Rather than attempt to prove their claims with facts and evidence that relate to their own dealings with their brokers, securities claimants far too often instead seek to smear respondents by parading before the arbitrators (or the judge or jury) unrelated past complaints and settlements — regardless of their merits or relevance or whether any factual findings were ever made or admitted. While such gamesmanship can be rebutted with citations to Rule 408 of the Federal Rules of Evidence or its state counterparts, a recent federal appellate decision should prove useful in defending against such improper tactics in the future. Specifically, the United States Court of Appeals for the Ninth Circuit, in United States v. Bailey, 2012 WL 3641747 (9th Cir. Aug. 27, 2012), ruled that it was reversible error for the trial court to admit into evidence a prior civil complaint involving related misconduct that had been filed by the SEC against the defendant, Richard A. Bailey (“Bailey”), and subsequently settled. Based on this ruling, the Ninth Circuit vacated Bailey’s securities fraud conviction and remanded for a new trial.

Bailey was the President, Chief Executive Officer, and Chairman of the Board of Directors of Gateway, a small, public company involved in selling health and dietary supplements. In 2003, the SEC filed a civil complaint against Bailey and Gateway for violating Rule S-8, which requires the distribution of stock to be in exchange for bona fide services. Bailey settled the lawsuit with no admission of liability. In 2004, Bailey was criminally charged for issuing stock to Richard Owens, another businessman, in order to raise capital for Gateway and for Bailey and Gateway’s personal benefit, both of which are proscribed by Rule S-8.

Prior to trial, the prosecution filed a motion in limine seeking permission to introduce the fact that the SEC had filed a civil complaint against Bailey in 2003. The prosecution argued that the 2003 complaint would show that Bailey knew that his conduct in 2004 was unlawful. The prosecution also argued that the prior complaint would establish that Bailey knew that he was required to comply with Rule S–8. The district court permitted the prosecutor to “introduce just the fact of the SEC complaint” but warned not to get “any deeper into it.” After deliberating for one day, a jury returned a guilty verdict against Bailey, who was sentenced to 30 months' imprisonment.

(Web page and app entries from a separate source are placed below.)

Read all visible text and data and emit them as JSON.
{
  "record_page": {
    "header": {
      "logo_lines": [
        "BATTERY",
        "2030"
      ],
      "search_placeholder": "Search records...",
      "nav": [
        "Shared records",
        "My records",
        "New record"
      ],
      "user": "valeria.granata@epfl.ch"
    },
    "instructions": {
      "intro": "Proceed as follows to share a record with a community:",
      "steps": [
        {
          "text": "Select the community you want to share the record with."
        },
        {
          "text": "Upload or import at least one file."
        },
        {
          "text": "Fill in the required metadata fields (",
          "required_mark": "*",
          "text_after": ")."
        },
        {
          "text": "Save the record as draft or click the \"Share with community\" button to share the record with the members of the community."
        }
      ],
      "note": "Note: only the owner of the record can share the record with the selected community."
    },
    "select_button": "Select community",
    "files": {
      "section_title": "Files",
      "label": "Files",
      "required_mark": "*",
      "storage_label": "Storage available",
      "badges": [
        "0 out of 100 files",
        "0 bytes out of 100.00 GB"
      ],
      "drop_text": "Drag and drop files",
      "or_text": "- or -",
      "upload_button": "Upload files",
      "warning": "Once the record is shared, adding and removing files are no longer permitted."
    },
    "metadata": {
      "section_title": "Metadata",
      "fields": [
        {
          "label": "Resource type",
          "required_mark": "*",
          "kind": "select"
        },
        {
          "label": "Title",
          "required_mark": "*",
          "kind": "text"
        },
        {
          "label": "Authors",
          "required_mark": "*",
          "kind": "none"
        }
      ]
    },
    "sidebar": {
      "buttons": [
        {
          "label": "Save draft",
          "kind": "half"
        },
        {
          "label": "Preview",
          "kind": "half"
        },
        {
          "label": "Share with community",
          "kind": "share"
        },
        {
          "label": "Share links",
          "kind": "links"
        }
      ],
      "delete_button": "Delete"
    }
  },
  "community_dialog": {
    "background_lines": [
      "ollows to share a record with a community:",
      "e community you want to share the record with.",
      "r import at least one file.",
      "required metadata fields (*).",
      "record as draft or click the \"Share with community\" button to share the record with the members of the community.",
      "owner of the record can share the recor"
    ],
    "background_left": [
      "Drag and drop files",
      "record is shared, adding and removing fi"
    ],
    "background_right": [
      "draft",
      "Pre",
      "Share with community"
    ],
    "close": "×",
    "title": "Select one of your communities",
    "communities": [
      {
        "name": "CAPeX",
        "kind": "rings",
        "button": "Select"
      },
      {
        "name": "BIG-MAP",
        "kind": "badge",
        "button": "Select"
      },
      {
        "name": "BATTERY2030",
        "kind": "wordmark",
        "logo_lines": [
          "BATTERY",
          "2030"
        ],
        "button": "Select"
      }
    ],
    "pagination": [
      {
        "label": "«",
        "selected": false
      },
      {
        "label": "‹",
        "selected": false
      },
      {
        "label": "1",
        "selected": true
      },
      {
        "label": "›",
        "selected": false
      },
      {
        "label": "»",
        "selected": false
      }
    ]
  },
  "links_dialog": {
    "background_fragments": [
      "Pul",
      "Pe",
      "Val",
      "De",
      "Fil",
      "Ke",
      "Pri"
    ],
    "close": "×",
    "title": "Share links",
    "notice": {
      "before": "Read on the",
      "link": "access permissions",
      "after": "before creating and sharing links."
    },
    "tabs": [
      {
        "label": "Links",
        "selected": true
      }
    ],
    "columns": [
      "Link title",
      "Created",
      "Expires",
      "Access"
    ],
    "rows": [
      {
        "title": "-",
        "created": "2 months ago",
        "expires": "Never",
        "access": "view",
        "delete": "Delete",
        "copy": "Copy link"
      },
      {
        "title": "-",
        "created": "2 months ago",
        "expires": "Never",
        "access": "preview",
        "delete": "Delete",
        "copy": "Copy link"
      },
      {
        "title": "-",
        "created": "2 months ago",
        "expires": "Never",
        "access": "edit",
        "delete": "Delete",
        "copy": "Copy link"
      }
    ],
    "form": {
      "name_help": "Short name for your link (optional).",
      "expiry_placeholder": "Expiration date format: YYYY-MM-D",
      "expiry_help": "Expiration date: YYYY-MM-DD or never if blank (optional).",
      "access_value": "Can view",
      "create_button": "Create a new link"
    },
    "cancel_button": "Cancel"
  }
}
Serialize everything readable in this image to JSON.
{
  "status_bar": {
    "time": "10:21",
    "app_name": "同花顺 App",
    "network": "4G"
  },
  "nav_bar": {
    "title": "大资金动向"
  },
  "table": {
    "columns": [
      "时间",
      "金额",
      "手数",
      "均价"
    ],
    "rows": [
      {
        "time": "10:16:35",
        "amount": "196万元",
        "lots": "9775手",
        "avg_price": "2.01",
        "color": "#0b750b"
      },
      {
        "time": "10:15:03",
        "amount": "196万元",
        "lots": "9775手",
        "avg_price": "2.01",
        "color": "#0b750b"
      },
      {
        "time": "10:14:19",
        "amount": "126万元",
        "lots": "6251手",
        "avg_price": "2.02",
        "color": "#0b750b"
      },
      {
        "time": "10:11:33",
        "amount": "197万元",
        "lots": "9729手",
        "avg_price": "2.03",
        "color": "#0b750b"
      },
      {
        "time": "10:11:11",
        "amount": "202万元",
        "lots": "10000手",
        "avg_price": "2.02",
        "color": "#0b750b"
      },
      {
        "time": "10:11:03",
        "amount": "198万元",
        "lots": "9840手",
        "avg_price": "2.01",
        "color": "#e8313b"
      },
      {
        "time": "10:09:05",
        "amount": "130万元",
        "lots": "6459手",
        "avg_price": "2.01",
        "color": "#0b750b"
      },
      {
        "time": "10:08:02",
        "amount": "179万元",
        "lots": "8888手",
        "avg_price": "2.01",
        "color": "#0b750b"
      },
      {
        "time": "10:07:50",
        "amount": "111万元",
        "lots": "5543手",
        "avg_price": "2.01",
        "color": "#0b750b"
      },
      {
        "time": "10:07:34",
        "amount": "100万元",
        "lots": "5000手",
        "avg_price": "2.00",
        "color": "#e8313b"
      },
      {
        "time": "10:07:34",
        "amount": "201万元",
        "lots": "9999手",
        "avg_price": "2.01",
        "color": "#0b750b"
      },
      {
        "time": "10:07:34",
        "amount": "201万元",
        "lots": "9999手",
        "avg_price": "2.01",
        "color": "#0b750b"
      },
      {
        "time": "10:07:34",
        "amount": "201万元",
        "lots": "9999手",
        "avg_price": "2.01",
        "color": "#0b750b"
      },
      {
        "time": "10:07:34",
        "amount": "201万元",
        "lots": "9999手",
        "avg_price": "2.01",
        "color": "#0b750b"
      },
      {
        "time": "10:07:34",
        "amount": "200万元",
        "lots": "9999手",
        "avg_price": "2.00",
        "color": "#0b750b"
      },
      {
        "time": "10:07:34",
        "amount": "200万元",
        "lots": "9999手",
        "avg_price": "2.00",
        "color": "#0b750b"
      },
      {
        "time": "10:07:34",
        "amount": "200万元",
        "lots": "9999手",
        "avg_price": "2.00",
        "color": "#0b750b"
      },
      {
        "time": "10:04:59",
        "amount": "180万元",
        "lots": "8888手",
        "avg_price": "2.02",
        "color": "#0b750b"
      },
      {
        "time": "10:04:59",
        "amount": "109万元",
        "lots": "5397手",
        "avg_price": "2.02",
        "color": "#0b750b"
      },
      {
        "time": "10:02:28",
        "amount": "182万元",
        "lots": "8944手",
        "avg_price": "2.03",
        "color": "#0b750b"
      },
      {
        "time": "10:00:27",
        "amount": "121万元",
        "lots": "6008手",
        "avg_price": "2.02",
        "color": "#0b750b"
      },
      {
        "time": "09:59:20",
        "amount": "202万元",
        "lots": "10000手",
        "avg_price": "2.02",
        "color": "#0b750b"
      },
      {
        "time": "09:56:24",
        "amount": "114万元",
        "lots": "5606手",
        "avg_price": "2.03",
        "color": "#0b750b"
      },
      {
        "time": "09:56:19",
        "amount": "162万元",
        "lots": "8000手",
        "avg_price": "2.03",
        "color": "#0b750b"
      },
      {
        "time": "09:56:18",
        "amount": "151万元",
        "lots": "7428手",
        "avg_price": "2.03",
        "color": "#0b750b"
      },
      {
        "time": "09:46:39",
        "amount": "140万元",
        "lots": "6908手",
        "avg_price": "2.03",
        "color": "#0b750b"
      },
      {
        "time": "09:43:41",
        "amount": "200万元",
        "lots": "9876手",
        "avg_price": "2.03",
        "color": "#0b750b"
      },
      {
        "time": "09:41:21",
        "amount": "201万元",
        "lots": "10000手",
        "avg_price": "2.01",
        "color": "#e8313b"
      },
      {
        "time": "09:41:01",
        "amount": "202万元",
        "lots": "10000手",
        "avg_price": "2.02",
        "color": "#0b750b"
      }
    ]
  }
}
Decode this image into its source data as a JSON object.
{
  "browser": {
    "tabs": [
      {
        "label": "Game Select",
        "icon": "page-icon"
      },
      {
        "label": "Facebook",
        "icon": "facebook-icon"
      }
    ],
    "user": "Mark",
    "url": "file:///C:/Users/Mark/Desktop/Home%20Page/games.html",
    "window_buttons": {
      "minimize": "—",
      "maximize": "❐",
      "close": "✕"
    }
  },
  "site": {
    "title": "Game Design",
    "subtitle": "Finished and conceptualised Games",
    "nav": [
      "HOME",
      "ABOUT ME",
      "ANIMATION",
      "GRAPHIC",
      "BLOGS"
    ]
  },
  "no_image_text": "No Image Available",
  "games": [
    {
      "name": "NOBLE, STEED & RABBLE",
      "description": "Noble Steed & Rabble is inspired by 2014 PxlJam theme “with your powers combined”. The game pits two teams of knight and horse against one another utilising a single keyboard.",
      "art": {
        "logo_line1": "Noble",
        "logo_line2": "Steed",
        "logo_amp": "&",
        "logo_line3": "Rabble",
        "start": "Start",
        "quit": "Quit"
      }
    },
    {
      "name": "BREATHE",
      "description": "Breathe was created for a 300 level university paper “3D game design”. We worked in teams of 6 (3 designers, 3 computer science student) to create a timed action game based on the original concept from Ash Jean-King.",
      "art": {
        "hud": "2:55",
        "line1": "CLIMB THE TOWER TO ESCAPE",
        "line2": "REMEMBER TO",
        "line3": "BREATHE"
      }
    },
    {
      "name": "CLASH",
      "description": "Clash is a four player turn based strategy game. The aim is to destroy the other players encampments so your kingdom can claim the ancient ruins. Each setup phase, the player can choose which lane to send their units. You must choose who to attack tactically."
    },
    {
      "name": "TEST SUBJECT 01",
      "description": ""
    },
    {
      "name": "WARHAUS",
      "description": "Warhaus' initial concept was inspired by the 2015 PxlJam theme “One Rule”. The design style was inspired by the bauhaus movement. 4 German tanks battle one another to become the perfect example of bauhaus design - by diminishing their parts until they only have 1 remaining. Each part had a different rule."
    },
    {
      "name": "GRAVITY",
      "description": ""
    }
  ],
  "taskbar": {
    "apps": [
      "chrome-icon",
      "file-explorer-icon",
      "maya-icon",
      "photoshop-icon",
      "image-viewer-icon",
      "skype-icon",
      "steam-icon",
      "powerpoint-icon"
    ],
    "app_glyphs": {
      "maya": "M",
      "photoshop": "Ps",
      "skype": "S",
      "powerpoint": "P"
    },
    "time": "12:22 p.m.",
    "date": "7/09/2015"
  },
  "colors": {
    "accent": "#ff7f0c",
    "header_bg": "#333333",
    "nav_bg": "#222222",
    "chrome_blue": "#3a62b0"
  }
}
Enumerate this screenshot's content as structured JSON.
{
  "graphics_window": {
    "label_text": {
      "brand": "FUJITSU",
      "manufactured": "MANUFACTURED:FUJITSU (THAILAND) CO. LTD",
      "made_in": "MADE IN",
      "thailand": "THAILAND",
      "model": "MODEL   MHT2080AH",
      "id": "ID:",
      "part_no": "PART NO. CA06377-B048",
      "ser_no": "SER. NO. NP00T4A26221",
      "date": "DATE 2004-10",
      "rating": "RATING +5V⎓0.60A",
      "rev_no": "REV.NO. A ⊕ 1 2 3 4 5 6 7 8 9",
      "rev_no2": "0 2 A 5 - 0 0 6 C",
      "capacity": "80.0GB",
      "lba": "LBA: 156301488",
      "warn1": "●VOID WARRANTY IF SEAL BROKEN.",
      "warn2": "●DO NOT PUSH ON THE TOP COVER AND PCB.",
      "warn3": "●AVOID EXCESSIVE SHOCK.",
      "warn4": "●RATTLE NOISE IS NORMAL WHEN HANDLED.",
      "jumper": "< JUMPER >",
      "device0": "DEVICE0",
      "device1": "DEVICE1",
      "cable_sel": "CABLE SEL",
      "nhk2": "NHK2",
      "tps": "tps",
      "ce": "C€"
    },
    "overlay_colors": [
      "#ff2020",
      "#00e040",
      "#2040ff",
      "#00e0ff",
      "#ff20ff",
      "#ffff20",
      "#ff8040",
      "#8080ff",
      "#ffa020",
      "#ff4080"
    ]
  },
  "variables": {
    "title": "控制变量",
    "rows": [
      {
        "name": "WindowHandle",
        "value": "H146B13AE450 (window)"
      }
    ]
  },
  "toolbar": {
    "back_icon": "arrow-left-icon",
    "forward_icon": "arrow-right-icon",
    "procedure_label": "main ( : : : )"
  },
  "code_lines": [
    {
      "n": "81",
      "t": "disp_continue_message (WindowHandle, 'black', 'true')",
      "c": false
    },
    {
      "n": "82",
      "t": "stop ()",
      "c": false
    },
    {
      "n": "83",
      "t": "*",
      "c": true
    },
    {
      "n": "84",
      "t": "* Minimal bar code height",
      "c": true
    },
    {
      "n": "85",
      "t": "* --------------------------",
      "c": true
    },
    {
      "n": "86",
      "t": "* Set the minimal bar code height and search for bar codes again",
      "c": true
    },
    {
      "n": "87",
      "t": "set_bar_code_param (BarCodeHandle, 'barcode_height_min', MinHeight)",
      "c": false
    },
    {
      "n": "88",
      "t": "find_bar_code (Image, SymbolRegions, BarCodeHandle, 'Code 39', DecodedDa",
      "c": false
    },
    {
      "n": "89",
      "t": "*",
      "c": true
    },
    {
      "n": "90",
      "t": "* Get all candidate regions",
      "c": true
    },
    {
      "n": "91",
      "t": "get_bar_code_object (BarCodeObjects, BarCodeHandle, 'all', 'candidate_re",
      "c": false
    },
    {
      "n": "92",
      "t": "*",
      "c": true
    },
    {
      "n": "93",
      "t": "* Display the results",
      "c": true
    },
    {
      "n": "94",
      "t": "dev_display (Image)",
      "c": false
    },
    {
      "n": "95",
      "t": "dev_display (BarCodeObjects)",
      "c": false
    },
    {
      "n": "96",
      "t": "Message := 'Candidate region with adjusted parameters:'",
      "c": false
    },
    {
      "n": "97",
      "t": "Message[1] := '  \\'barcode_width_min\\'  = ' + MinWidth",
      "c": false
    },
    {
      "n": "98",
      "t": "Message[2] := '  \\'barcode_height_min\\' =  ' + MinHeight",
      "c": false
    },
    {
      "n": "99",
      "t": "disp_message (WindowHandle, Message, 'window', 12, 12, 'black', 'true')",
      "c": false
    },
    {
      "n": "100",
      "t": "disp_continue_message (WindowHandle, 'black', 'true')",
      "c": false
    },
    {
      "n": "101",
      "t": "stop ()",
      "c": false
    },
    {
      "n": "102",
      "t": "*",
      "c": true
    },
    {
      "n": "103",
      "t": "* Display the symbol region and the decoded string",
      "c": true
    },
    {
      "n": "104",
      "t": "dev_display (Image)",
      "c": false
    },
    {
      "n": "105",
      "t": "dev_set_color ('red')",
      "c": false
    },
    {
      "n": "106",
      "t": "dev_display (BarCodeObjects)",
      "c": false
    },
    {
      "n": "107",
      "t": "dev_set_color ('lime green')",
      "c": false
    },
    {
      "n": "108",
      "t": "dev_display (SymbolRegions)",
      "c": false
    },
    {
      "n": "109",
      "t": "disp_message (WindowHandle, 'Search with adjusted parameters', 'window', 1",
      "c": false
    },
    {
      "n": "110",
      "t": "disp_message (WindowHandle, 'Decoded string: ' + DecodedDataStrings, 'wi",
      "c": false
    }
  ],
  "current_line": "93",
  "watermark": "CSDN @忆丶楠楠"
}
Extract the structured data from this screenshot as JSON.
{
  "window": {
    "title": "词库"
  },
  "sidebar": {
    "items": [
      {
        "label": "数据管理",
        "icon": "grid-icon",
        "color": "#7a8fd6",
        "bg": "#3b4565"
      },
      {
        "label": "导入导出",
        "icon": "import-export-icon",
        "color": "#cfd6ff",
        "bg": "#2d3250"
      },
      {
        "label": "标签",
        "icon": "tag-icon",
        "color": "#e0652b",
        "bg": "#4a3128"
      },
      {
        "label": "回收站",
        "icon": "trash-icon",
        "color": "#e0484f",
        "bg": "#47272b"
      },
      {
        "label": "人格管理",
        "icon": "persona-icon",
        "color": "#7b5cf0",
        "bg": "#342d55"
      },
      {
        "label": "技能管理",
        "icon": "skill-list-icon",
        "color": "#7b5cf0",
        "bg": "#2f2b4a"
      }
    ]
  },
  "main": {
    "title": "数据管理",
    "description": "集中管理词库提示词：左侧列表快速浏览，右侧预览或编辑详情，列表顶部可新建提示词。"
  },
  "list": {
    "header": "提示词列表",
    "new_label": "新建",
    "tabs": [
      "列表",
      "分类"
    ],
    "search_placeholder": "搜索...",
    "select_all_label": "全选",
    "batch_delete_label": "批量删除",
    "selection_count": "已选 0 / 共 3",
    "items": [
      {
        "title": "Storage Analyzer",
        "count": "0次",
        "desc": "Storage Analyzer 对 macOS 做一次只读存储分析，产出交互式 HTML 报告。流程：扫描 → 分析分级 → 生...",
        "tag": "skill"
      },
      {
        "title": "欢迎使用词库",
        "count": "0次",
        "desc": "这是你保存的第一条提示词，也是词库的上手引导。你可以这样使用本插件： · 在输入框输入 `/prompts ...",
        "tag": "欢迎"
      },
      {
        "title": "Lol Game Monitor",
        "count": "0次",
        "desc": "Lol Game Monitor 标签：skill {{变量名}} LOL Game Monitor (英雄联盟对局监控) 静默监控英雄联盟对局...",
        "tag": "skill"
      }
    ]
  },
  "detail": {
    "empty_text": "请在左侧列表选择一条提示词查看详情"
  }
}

On appeal, the Ninth Circuit ruled that SEC complaint was not admissible under Rule 404 of the Federal Rules of Evidence because it was not “sufficient to support a finding that [Bailey] had committed the other act.”  The court held:

A defendant may settle a case for a variety of reasons. He may have committed the conduct alleged in the complaint or he may not have — but having settled the claim, there is no way to know. Admitting prior conduct charged but settled with no admission of liability is not probative of whether the defendant committed the prior conduct, much less whether he committed the conduct in question. There is no logical relevancy to admitting this type of evidence.


We risk stating the obvious here: a complaint is merely an accusation of conduct and not, of course, proof that the conduct alleged occurred.

2012 WL 3651747 at *5 (footnote omitted).

The Ninth Circuit acknowledged “some logic to the argument that evidence that Bailey had previously been accused of violating Rule S-8 shows that he was on notice of the type of prohibited conduct. But this is not enough. The prosecution was still required to prove that the evidence was sufficient to support a finding that Bailey committed the act charged in the complaint. This a mere complaint cannot do.” Id. at *5.

The Ninth Circuit further disputed that the government’s use of the SEC complaint had been “narrowly offered for the purpose of proving that Bailey knew it was illegal to issue unregistered stock without receiving bona fide services in return.” Nevertheless, even if the SEC complaint had been offered for such a narrow purpose, the Ninth Circuit ruled that it still would have been error for the trial court to admit it:

[A] complaint would not establish knowledge even if the prosecution had purported to use it only for that reason. All a complaint establishes is knowledge of what a plaintiff claims. It does not establish the truth of either the facts asserted in the complaint, or of the law asserted in the complaint. Since the previous complaint was never proved, nor was the truth of any of it conceded, it could not have established knowledge of the law. A complaint may state that cars driving southbound are required to stop at the intersection of 1st and Main, and that the defendant did not stop. But such a complaint establishes neither that southbound vehicles have a duty to stop, nor that the defendant failed to stop. Likewise, the SEC complaint establishes neither knowledge of the law nor a past wrongful act.

Id. at *6.

This new decision is consistent with the long line of rulings from other courts that have similarly held that prior complaints and settlements are not admissible. [1]  This decision may prove useful in educating arbitrators (and courts) that the mudslinging often engaged in by securities claimants is not only improper but also has been deemed to be grounds to overturn an otherwise valid conviction.

To view footnotes see original here.